An online campaign has begun to try to persuade Google to reverse its decision to not develop or update its Nik Collection photo editing software any further. The campaign has been launched by Sascha Rheker in Germany and uses the popular change.org petition system. Follow this link to add your name to the Petition to Save Nik Collection.

We reckon it’s a long shot, but the Nik Collection has been very popular with photographers but perhaps the corporate giant can be convinced that the software bundle has a viable (and profitable) future by a groundswell of interest from dedicated photographers.

The Nik Collection is made up of a bundle of separate software packages comprising Analog Efex Pro, Color Efex Pro, Silver Efex Pro, Viveza, HDR Efex Pro, Sharpener Pro and Dfine. While they all have their uses and produce great results, Silver Efex Pro which replicates the look of traditional black and white film emulsions has been especially popular. The clever U-Point technology is also very useful for making selective adjustments such as applying selective noise reduction in Define and selective sharpening in Sharpener Pro.

Adobe stops selling Creative Suite

Google bought Nik Software in 2012. The following year it announced that while the smartphone version of the popular Snapseed app would continue, the desktop version was to be killed-off. At first photographers hoped that the Nik Collection would continue to be developed but now it seems that unless Google can be persuaded otherwise, it too is set to dwindle and die.

Nikon 100th anniversary image competition opens for entries
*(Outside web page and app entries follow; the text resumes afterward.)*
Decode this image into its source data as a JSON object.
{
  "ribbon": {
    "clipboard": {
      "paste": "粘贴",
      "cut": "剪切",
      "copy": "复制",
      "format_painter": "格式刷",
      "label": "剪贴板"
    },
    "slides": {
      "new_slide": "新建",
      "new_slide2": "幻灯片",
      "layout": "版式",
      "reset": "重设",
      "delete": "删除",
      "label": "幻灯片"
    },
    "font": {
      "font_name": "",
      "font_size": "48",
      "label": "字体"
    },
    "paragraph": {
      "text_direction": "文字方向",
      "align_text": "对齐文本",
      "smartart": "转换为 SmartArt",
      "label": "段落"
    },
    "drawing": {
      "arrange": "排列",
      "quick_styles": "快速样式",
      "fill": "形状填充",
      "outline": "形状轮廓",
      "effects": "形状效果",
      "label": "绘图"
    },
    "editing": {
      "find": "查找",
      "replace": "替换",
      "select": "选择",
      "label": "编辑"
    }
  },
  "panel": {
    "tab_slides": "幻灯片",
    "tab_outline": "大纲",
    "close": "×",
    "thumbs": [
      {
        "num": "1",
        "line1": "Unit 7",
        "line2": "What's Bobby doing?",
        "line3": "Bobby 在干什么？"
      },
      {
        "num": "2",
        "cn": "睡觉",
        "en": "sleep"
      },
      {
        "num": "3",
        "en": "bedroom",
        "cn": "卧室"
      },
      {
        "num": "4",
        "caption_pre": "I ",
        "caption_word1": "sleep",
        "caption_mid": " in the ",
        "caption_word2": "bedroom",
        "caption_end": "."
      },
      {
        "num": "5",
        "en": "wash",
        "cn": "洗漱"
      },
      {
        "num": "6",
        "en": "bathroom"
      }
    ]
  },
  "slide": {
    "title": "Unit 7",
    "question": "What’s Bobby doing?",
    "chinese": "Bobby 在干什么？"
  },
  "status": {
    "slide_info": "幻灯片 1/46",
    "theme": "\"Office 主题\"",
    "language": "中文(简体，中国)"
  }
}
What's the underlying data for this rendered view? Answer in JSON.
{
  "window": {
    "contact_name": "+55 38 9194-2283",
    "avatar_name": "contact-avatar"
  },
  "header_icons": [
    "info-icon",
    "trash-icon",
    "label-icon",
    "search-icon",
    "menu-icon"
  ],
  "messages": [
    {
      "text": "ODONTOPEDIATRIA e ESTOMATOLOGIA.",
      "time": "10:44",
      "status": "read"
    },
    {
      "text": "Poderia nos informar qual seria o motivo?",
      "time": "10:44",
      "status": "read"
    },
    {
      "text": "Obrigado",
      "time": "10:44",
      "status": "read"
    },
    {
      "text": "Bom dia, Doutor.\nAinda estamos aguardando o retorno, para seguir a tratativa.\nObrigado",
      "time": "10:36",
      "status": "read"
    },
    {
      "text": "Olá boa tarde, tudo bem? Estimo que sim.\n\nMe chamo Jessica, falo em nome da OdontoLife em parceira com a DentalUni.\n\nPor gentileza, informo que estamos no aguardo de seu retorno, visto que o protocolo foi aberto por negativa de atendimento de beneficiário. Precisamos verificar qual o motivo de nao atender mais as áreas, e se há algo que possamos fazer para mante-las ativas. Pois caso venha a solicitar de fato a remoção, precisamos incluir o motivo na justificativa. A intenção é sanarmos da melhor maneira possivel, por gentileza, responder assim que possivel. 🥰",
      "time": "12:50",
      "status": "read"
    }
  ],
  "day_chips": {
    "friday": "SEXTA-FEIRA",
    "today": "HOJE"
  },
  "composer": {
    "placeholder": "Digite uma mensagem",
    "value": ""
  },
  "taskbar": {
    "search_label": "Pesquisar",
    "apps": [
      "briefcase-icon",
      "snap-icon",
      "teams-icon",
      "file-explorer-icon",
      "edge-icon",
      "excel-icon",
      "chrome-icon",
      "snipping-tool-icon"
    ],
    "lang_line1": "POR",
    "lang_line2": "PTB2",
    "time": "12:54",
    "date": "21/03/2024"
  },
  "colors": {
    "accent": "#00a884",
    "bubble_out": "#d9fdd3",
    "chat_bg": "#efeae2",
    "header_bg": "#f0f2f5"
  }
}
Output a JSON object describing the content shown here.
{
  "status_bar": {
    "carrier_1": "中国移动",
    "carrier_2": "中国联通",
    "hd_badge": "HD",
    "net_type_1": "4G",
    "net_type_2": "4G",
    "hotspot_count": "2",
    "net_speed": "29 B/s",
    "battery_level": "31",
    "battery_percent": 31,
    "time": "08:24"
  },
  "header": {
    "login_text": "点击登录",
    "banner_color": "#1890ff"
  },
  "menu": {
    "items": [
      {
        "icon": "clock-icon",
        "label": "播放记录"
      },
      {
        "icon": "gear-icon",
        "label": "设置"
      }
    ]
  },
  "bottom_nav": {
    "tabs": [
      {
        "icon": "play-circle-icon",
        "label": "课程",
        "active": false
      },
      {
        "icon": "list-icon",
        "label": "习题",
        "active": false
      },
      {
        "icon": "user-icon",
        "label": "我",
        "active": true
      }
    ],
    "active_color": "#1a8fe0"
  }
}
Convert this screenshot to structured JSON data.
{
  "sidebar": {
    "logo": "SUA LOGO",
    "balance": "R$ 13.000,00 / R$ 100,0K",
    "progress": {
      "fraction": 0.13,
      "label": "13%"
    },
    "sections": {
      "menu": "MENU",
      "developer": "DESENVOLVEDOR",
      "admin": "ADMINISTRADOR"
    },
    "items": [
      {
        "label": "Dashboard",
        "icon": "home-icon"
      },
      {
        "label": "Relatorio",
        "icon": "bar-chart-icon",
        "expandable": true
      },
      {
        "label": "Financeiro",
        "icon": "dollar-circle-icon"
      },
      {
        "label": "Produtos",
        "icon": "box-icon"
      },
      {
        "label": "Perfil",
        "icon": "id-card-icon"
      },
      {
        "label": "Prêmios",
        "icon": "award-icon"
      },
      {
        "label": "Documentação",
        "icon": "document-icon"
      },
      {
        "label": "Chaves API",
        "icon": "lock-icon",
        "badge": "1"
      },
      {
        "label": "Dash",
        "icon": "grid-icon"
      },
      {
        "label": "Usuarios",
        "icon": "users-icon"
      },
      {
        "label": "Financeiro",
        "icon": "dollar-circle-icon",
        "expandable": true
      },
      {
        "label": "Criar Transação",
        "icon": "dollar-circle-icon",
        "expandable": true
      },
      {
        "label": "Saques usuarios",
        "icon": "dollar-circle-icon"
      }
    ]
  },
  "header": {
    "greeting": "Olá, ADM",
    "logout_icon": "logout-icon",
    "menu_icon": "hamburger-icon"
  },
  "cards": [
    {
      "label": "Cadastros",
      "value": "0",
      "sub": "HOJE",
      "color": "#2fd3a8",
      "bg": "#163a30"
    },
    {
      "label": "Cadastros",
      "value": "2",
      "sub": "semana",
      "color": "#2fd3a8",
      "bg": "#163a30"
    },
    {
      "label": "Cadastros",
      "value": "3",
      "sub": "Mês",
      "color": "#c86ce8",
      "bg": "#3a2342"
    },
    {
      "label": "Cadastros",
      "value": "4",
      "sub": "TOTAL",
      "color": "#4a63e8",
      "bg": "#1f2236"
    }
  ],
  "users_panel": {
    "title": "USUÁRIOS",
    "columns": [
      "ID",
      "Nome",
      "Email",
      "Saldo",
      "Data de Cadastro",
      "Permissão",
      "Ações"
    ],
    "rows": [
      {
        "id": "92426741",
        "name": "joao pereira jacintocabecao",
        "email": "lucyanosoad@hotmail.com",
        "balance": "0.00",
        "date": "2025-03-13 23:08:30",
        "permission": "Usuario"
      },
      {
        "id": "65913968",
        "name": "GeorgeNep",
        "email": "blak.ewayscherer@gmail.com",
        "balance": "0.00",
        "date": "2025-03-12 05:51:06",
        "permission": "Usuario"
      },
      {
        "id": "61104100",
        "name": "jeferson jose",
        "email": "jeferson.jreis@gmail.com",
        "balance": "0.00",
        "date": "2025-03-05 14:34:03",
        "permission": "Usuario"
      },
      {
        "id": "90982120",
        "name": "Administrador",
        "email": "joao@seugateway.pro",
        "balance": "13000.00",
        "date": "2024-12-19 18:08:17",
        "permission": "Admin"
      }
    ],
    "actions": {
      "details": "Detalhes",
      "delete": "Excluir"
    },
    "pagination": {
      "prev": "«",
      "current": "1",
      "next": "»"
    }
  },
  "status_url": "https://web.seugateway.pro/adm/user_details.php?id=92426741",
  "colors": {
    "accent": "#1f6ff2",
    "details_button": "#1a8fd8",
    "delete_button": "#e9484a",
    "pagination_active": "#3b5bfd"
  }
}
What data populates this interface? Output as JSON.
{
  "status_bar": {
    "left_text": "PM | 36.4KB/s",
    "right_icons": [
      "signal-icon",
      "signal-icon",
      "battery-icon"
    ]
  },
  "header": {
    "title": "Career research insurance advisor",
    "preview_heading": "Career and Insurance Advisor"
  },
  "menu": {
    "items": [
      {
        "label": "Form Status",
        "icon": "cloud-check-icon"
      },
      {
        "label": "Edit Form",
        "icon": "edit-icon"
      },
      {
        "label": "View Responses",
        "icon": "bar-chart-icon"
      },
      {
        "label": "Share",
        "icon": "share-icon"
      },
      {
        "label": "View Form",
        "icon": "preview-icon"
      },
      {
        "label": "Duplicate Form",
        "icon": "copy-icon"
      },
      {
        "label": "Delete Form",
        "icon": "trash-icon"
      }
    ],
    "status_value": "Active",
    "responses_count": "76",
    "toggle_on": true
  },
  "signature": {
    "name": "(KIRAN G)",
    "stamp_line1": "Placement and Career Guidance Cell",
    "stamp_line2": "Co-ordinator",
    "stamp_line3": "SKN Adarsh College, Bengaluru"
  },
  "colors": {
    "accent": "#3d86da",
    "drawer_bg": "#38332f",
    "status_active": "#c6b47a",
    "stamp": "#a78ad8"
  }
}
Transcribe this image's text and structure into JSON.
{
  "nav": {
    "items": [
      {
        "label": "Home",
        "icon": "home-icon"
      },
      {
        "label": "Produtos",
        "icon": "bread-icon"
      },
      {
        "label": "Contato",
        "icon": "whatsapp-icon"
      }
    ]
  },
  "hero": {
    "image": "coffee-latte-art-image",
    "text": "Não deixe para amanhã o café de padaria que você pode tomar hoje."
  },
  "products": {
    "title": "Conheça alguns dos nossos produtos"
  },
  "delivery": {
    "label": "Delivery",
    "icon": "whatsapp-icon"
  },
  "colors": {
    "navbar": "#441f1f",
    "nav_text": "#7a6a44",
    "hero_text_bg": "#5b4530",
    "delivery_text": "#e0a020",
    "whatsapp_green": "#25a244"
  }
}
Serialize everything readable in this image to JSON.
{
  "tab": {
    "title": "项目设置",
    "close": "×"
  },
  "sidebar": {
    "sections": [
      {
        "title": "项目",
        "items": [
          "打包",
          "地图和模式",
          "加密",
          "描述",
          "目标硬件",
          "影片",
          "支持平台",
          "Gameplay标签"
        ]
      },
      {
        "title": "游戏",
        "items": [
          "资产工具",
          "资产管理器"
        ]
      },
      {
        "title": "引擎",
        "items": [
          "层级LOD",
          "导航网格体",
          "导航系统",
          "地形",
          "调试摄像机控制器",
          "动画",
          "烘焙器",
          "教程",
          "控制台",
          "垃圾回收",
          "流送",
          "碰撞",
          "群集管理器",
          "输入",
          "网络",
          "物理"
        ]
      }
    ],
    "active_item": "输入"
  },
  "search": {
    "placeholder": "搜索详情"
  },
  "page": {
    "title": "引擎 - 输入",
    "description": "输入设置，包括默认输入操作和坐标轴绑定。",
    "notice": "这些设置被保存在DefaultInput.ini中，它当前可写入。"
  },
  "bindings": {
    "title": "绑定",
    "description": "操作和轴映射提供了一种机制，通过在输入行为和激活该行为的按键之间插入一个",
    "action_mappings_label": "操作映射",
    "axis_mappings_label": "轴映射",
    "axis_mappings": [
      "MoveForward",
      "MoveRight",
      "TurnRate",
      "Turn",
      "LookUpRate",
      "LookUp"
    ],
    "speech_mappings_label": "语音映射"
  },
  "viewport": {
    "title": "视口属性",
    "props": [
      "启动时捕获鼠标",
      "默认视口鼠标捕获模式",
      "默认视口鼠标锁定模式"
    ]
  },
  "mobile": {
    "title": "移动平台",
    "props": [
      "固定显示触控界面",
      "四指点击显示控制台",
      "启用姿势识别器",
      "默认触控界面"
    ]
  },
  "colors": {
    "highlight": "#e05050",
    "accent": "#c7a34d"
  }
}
When Google first bought Nik Collection it retailed for $500 and the price was dropped to $150 before becoming free of charge in 2016. It seems likely that Google will want to return to a purchase model if it is to continue with development and issuing updates. How much would you be prepared to pay for it?